If you were faced with this exposure, a black horse in snow, could you get the exposure right in one shot? I tell my students to concentrate on composition but understand your camera. In a situation like this, shooting in a matrix or multi-segment metering will give you fits. Back in my early days I was lucky enough to have learned the technical side of photography from John Shaw. There are none better at understanding exposure for nature images than John. We used to do exercises in the field where he would constantly ask me as he pointed at an object, “what’s the exposure?” At times it would be frustrating but it taught me how to properly calculate exposure. Today in digital, we aren’t often faced with a situation where we have to flip over to spot metering and manual exposure. I’m not saying it isn’t right to always shoot in manual mode and spot metering, just that it isn’t always necessary. The exposure latitude of film vs. digital was very limited and post processing allows you to make up for the difference often. If you can get it right out of camera, even better.
 
So, knowing the horse was black and the snow was white, I spot metered the horse and adjusted the meter to be 1 stop below zero.
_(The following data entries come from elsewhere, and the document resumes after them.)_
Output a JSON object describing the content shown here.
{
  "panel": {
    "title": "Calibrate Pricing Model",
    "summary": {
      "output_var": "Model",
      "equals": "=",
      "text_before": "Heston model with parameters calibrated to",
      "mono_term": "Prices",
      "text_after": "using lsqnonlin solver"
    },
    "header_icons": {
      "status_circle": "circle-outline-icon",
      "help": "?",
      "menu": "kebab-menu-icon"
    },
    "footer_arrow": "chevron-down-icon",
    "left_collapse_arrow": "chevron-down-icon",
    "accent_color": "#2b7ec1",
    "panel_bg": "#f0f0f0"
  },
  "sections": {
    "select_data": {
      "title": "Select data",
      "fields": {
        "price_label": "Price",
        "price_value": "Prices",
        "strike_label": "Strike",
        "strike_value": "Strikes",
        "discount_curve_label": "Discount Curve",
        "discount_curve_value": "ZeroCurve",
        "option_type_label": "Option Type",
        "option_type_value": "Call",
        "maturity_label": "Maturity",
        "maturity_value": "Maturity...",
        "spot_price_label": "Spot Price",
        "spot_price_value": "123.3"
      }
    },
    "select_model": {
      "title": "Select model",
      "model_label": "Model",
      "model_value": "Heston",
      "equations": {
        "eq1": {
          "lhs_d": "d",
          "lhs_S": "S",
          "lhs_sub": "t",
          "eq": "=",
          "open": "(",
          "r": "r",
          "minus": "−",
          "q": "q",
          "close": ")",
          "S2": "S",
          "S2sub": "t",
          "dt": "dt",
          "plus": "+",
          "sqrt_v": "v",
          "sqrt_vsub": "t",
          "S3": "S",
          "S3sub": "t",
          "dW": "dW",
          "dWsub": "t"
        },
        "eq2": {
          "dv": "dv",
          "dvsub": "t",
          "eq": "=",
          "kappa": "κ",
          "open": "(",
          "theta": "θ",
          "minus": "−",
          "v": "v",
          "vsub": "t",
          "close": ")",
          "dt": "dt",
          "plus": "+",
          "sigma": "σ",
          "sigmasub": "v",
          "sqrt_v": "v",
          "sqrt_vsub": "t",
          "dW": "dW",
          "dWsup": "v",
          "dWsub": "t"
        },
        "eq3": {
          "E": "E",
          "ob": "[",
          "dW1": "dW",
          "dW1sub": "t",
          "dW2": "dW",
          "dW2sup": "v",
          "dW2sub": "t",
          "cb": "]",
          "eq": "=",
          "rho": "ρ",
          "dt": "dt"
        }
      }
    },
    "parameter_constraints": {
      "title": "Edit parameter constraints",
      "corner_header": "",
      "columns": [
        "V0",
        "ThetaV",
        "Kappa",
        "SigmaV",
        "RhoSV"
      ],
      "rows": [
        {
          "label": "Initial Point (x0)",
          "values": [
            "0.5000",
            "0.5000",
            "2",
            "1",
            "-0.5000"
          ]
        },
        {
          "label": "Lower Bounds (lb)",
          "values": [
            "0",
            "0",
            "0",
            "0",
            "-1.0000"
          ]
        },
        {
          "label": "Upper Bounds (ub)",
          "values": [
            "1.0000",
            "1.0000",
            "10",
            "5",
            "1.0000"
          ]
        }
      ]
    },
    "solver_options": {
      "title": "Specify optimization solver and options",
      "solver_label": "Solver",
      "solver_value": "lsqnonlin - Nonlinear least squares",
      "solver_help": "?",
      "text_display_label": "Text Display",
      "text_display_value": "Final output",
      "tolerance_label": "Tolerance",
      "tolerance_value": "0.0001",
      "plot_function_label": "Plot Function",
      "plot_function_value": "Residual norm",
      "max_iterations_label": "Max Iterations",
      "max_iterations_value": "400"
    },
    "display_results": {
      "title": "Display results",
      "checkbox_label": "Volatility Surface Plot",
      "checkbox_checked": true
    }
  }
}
This means, since the camera always wants to zero things out, make everything a medium tone, I wanted it to be darker, so I made my shutter speed faster to allow less light to strike the sensor, thus making it darker than zero or medium (for those old film guys…18% gray). I purposely made it a little lighter than it should be in reality because I wanted to capture the detail in the horse. This is the very short version of how to do exposure, if you want a longer one, please visit my website BearWoodsPhotography.com and check out the workshops…we would love to have you join us.
 
Tamron 16-300mm Di-II VC PZD lens on a Nikon D-500, Manual Exposure mode, f8, ISO 400, shutter speed 1/80th of a second, spot metering, VC active, processed in Lightroom CC. #WithMyTamron, #TamronImageMasters, #SiruiUSA, #SiruiPro